The EU Parliament and Council will have to formally approve the agreement after a summer recess. They will publish the agreement in the EU Official Journal. It enters into force 20 days after publication and its provisions start to apply after 24 months.

How will this affect Apple?

Of course, there’s really one question on everyone’s mind: How will this affect Apple and the iPhone? We have been hearing rumors lately about Apple ditching its Lightning port for USB-C as soon as next year.

Apple has undoubtedly been anticipating this law. The only question now is how long it will take the company to adopt USB-C on the iPhone.

As the website notes, these new rules do not apply to anything released prior to the date of application. Therefore, Apple won’t have to put a USB-C port on the iPhone until late 2024 — likely around the time that the iPhone 16 launches.

Based on recent reports, Apple won’t wait that long. In fact, the company has already started testing iPhone models with USB-C charging, according to Bloomberg.

Apple analyst Ming-Chi Kuo similarly believes that the iPhone 15 will be the first iPhone with USB-C charging. Leaks should spoil the surprise long before Apple’s official announcement.

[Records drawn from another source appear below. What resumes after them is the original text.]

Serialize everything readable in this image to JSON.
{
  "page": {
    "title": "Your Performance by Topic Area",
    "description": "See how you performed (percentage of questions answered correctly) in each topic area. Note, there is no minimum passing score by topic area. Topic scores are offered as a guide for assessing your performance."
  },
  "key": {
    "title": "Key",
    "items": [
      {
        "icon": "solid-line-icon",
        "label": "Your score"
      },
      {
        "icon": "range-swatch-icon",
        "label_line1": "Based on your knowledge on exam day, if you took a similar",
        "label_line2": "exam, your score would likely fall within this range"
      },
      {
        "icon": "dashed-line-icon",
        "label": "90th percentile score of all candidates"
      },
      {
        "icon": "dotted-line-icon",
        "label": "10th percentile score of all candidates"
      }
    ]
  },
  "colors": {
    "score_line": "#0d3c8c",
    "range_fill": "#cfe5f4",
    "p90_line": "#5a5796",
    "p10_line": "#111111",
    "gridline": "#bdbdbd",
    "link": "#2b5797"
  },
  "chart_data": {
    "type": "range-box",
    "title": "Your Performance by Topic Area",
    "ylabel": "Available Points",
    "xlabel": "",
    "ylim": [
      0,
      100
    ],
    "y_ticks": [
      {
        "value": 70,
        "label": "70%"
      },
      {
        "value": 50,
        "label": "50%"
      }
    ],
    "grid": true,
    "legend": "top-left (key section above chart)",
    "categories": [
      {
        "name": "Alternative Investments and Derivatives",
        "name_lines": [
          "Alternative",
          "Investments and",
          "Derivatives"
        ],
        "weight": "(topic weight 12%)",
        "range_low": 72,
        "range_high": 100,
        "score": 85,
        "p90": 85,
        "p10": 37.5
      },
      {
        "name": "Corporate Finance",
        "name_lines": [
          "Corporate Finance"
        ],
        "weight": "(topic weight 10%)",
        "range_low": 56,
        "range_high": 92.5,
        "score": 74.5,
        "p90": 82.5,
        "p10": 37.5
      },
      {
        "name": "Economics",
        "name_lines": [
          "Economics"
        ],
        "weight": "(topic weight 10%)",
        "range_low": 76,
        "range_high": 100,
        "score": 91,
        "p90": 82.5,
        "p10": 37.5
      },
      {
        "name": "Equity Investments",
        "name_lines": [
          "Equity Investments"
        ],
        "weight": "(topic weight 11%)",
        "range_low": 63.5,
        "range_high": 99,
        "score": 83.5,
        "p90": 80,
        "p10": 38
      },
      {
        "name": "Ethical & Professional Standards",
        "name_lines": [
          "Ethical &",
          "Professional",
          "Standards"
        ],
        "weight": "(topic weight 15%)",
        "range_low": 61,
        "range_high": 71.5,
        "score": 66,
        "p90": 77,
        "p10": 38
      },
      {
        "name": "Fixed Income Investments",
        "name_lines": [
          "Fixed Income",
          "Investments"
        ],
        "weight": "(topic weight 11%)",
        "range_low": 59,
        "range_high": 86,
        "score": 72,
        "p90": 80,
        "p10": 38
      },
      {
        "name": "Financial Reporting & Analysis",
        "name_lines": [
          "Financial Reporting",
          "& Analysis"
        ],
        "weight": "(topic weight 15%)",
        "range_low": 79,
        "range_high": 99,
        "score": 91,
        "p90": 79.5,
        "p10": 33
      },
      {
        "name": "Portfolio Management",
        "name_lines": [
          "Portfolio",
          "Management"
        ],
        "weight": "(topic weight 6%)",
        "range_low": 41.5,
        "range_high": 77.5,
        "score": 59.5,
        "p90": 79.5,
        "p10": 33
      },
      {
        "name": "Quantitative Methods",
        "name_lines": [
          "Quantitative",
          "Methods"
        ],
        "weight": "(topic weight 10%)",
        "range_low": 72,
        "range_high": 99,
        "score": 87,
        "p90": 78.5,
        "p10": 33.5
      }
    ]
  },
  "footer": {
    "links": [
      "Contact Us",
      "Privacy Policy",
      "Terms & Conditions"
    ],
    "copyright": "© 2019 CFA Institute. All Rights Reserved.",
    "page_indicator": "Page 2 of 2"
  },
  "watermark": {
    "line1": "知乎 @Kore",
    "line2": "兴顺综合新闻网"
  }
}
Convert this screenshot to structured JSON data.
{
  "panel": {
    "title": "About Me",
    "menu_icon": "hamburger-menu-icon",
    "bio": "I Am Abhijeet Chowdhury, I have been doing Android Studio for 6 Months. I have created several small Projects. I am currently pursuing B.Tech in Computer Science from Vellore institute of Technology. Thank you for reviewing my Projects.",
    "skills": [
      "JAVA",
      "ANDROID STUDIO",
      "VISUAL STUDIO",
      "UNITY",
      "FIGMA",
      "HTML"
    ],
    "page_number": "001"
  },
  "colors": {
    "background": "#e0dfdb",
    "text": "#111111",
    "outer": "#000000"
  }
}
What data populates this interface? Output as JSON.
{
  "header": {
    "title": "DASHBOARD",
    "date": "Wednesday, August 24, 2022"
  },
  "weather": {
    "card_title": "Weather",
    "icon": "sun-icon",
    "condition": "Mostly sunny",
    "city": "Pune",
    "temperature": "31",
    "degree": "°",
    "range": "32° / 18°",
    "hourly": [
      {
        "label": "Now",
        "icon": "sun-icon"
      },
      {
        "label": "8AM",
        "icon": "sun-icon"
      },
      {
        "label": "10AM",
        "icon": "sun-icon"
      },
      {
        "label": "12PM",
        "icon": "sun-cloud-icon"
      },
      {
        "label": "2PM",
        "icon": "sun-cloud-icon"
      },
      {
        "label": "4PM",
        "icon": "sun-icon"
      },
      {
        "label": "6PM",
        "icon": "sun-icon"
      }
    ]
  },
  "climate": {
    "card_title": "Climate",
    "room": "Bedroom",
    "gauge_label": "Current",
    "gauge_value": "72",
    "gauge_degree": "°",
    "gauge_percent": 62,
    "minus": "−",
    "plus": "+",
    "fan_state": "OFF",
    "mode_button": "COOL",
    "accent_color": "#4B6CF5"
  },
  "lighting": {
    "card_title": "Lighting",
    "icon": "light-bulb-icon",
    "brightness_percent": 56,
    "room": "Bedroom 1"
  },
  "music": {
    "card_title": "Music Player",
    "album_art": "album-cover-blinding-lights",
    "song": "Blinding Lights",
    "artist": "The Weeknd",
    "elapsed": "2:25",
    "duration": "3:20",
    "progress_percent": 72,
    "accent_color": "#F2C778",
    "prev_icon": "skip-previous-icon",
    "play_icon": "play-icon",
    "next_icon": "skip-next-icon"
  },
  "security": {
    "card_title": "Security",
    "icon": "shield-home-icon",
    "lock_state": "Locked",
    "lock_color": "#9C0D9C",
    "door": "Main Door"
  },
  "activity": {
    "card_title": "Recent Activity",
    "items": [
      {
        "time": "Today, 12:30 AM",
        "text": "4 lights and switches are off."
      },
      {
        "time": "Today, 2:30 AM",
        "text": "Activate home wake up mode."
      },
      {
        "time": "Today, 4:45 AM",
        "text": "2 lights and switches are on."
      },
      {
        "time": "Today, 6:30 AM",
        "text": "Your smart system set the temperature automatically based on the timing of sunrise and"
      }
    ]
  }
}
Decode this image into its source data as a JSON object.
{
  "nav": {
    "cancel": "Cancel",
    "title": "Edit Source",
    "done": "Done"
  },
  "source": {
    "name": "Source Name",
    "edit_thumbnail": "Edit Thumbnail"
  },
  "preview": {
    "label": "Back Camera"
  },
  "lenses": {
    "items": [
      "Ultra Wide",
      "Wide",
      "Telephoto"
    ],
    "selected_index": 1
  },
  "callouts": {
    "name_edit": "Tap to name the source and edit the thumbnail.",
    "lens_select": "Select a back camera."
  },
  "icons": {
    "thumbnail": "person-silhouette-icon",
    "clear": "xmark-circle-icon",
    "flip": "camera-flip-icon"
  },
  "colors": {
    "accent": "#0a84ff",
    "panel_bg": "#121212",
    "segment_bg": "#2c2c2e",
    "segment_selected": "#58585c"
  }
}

More iPhone coverage: For more iPhone news, visit our iPhone 14 guide.